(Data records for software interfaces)
==================================================

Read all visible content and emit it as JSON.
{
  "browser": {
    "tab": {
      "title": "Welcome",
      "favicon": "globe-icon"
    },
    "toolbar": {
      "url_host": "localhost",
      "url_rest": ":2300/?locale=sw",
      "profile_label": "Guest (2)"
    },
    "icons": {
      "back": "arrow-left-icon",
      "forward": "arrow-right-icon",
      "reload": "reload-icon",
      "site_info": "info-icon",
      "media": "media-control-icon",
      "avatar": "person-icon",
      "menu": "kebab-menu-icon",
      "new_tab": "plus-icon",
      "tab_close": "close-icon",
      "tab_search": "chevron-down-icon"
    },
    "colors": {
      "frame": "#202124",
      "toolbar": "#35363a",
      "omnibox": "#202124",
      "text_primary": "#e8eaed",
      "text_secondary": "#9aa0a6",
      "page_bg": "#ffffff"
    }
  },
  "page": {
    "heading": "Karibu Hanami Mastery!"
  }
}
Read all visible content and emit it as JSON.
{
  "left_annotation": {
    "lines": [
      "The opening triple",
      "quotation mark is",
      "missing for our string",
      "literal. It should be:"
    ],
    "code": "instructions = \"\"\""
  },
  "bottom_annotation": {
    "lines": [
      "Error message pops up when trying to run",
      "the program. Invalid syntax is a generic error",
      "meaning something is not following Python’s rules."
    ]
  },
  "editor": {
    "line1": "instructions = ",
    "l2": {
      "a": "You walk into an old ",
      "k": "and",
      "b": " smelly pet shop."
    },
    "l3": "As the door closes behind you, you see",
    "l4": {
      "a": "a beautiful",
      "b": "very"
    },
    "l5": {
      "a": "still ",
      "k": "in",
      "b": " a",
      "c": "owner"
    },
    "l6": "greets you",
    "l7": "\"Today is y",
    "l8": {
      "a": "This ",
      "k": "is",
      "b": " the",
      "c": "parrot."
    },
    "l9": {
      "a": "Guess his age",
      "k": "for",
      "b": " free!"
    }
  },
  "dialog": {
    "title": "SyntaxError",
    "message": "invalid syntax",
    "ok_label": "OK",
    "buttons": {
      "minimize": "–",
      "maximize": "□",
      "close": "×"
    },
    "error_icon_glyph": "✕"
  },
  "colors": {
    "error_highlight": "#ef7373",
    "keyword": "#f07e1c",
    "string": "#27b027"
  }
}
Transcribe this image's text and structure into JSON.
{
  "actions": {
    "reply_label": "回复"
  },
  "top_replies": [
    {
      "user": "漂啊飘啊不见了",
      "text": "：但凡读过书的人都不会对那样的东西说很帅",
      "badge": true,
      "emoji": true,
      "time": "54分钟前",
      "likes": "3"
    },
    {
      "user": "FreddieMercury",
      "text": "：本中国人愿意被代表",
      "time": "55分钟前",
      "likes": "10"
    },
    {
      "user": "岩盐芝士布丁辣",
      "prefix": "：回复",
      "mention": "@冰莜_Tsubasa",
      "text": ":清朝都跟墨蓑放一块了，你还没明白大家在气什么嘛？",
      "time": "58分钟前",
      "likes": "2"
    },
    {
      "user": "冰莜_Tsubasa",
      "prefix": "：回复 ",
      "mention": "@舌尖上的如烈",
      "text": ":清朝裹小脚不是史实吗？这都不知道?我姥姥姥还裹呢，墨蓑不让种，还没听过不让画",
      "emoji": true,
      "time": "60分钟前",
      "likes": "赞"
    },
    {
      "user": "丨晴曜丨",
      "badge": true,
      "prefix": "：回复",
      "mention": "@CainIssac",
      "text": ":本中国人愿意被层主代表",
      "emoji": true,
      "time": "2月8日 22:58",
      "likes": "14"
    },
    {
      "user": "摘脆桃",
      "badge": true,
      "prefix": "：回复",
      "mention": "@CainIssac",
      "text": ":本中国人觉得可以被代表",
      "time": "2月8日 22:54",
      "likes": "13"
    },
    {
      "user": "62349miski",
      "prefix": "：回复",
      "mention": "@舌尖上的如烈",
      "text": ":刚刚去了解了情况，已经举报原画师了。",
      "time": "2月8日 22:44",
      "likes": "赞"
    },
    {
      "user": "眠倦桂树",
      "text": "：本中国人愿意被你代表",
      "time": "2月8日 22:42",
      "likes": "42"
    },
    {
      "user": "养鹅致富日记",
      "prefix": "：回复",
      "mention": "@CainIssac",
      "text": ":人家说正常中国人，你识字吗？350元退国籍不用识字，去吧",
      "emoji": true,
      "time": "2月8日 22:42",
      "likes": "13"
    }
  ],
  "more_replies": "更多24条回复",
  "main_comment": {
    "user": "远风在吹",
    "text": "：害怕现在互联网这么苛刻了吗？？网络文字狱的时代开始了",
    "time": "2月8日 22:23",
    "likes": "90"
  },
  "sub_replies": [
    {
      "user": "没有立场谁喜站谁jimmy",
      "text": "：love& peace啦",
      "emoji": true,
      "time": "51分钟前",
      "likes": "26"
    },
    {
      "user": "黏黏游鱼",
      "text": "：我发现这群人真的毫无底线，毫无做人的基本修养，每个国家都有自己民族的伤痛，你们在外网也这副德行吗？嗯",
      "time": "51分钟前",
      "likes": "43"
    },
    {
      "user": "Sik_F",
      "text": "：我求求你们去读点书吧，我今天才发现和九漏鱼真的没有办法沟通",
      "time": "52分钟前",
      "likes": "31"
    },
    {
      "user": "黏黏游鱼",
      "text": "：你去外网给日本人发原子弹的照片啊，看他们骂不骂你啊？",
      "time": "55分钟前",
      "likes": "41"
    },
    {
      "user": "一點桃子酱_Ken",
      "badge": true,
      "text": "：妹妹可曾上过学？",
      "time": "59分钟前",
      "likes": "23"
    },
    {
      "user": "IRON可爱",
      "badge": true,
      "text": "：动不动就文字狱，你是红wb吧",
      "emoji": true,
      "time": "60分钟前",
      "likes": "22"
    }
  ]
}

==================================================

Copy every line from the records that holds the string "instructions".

Task answer
    "code": "instructions = \"\"\""
    "line1": "instructions = ",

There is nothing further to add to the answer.